Please write out exactly the lines from the one with "Give me the" through the end of the data below, both ends included, and omit any pictures.

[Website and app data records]
::::::

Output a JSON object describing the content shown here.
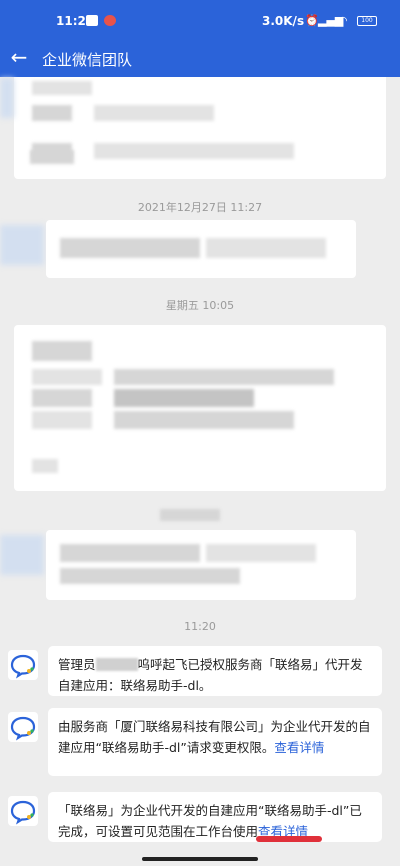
{
  "status": {
    "time": "11:24",
    "net": "3.0K/s",
    "signal": "⏰ ▐▐ ☈",
    "battery": "100"
  },
  "header": {
    "title": "企业微信团队",
    "back_label": "←"
  },
  "timestamps": [
    "2021年12月27日 11:27",
    "星期五 10:05",
    "11:20"
  ],
  "messages": [
    {
      "parts": [
        "管理员",
        "",
        "呜呼起飞已授权服务商「联络易」代开发自建应用：联络易助手-dl。"
      ]
    },
    {
      "text": "由服务商「厦门联络易科技有限公司」为企业代开发的自建应用“联络易助手-dl”请求变更权限。",
      "link": "查看详情"
    },
    {
      "text": "「联络易」为企业代开发的自建应用“联络易助手-dl”已完成，可设置可见范围在工作台使用",
      "link": "查看详情"
    }
  ],
  "colors": {
    "header_bg": "#2b63d9",
    "link": "#2b63d9",
    "highlight": "#e0303a"
  },
  "icons": [
    "back-arrow-icon",
    "wecom-logo-icon"
  ]
}
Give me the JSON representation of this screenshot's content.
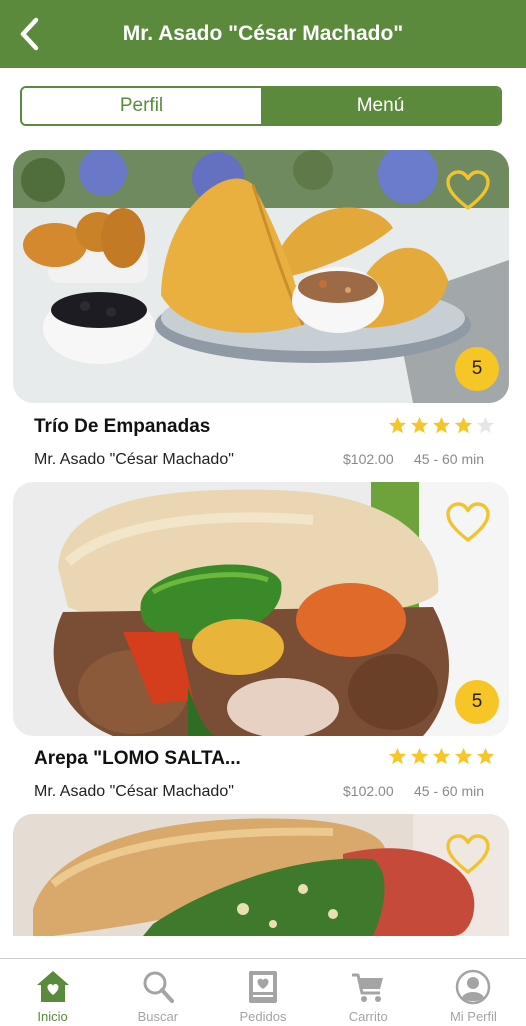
{
  "header": {
    "title": "Mr. Asado \"César Machado\""
  },
  "tabs": [
    {
      "label": "Perfil",
      "active": false
    },
    {
      "label": "Menú",
      "active": true
    }
  ],
  "items": [
    {
      "name": "Trío De Empanadas",
      "restaurant": "Mr. Asado \"César Machado\"",
      "price": "$102.00",
      "time": "45 - 60 min",
      "rating": 4,
      "badge": "5"
    },
    {
      "name": "Arepa \"LOMO SALTA...",
      "restaurant": "Mr. Asado \"César Machado\"",
      "price": "$102.00",
      "time": "45 - 60 min",
      "rating": 5,
      "badge": "5"
    }
  ],
  "nav": [
    {
      "label": "Inicio",
      "icon": "home-icon",
      "active": true
    },
    {
      "label": "Buscar",
      "icon": "search-icon",
      "active": false
    },
    {
      "label": "Pedidos",
      "icon": "receipt-icon",
      "active": false
    },
    {
      "label": "Carrito",
      "icon": "cart-icon",
      "active": false
    },
    {
      "label": "Mi Perfil",
      "icon": "user-icon",
      "active": false
    }
  ],
  "colors": {
    "brand": "#5b8a3c",
    "badge": "#f6c627",
    "star": "#f6c627",
    "star_empty": "#e6e6e6",
    "muted": "#a4a4a4"
  }
}
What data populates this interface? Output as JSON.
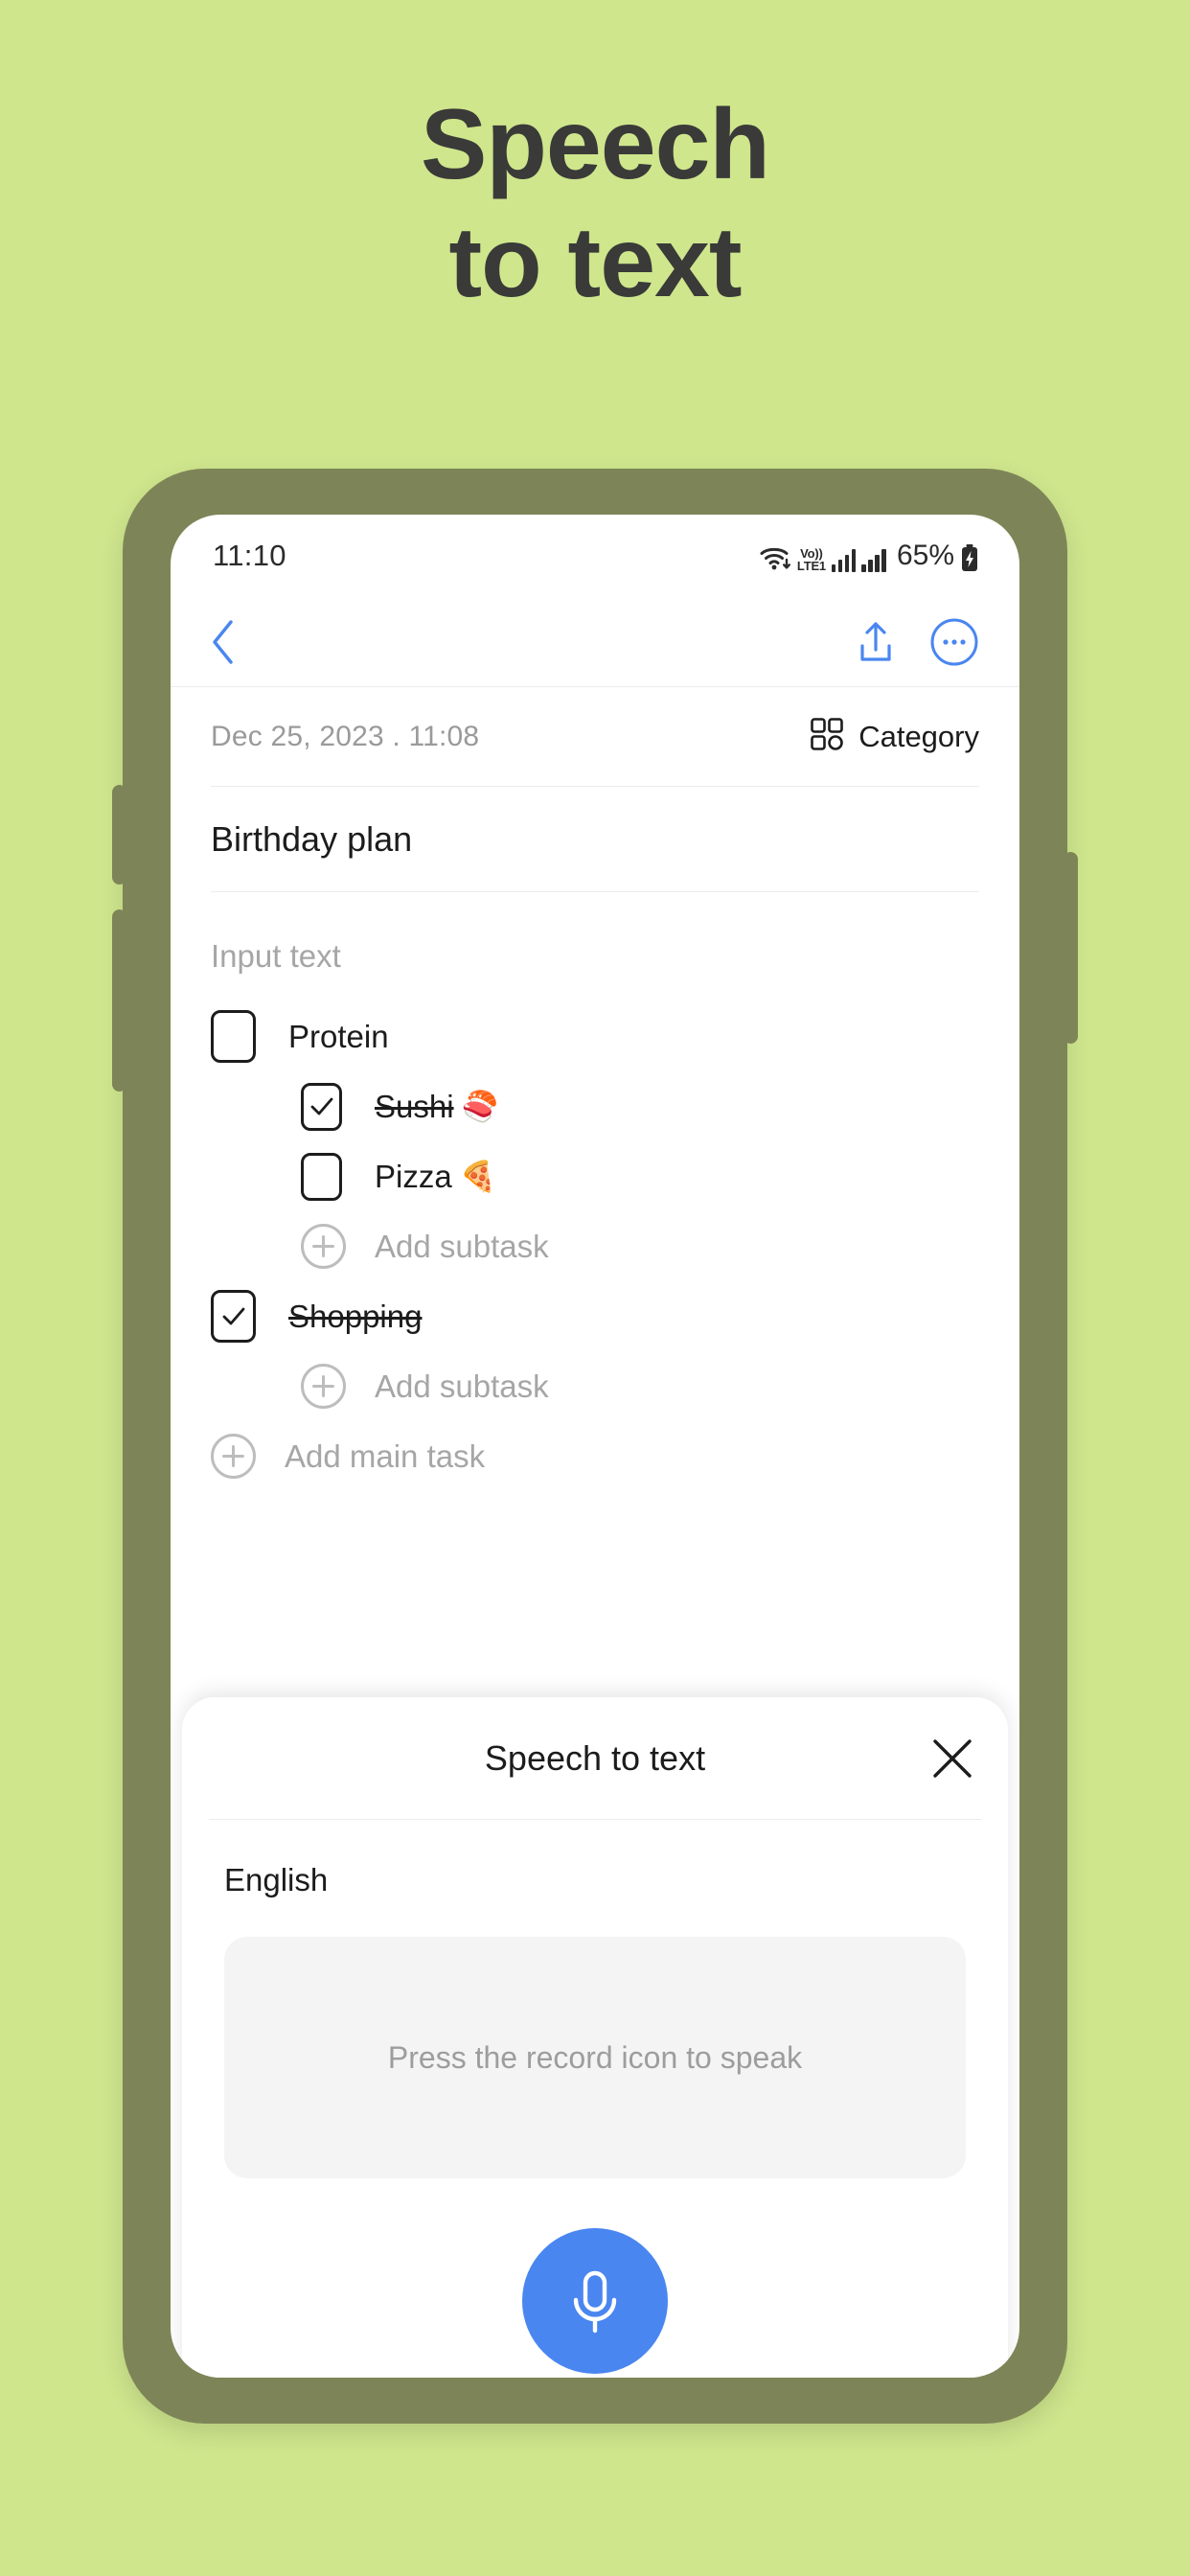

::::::

Your response →
Give me the JSON representation of this screenshot's content.
{
  "header": {
    "title": "Mr. Asado \"César Machado\""
  },
  "tabs": [
    {
      "label": "Perfil",
      "active": false
    },
    {
      "label": "Menú",
      "active": true
    }
  ],
  "items": [
    {
      "name": "Trío De Empanadas",
      "restaurant": "Mr. Asado \"César Machado\"",
      "price": "$102.00",
      "time": "45 - 60 min",
      "rating": 4,
      "badge": "5"
    },
    {
      "name": "Arepa \"LOMO SALTA...",
      "restaurant": "Mr. Asado \"César Machado\"",
      "price": "$102.00",
      "time": "45 - 60 min",
      "rating": 5,
      "badge": "5"
    }
  ],
  "nav": [
    {
      "label": "Inicio",
      "icon": "home-icon",
      "active": true
    },
    {
      "label": "Buscar",
      "icon": "search-icon",
      "active": false
    },
    {
      "label": "Pedidos",
      "icon": "receipt-icon",
      "active": false
    },
    {
      "label": "Carrito",
      "icon": "cart-icon",
      "active": false
    },
    {
      "label": "Mi Perfil",
      "icon": "user-icon",
      "active": false
    }
  ],
  "colors": {
    "brand": "#5b8a3c",
    "badge": "#f6c627",
    "star": "#f6c627",
    "star_empty": "#e6e6e6",
    "muted": "#a4a4a4"
  }
}
What data populates this interface? Output as JSON.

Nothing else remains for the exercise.